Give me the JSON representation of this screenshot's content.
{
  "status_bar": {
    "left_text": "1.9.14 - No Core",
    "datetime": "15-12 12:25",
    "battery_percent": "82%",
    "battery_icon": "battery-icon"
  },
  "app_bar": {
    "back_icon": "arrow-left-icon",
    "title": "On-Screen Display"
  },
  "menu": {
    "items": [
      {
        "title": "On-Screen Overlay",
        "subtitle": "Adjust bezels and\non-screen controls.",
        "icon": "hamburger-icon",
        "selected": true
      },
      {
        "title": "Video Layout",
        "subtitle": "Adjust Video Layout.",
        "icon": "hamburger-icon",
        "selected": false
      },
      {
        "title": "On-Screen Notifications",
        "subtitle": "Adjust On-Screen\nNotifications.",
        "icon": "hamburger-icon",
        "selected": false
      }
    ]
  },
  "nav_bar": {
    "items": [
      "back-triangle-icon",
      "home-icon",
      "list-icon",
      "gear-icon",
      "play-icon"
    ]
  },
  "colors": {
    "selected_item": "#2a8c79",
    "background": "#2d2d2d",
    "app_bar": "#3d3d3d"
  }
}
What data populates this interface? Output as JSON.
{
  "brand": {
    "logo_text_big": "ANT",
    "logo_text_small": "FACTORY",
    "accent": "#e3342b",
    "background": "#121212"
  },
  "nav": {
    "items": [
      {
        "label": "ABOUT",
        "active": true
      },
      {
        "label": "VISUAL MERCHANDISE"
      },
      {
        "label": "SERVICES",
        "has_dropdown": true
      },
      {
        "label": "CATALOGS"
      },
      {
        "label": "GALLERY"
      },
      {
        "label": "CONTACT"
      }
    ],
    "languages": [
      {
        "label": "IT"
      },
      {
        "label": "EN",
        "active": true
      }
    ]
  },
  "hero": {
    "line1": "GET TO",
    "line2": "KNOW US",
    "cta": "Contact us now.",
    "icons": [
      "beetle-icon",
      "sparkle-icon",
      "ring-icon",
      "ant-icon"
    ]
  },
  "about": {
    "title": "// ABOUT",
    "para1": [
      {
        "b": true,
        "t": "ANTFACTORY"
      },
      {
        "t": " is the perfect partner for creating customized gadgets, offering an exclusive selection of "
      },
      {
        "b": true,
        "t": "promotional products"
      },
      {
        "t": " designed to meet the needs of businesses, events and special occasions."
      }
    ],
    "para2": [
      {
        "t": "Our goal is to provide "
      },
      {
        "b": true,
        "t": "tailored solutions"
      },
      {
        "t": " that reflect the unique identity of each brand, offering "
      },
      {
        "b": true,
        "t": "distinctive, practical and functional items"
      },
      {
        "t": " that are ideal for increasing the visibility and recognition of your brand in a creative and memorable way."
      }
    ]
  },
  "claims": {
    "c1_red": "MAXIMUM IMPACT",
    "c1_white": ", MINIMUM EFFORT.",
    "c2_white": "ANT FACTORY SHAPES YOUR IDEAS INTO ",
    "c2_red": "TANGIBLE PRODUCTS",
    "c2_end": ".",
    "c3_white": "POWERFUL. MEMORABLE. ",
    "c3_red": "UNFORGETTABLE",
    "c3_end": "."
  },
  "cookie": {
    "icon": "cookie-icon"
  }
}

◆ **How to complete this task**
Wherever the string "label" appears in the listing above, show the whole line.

◆ **Reply**
        "label": "ABOUT",
        "label": "VISUAL MERCHANDISE"
        "label": "SERVICES",
        "label": "CATALOGS"
        "label": "GALLERY"
        "label": "CONTACT"
        "label": "IT"
        "label": "EN",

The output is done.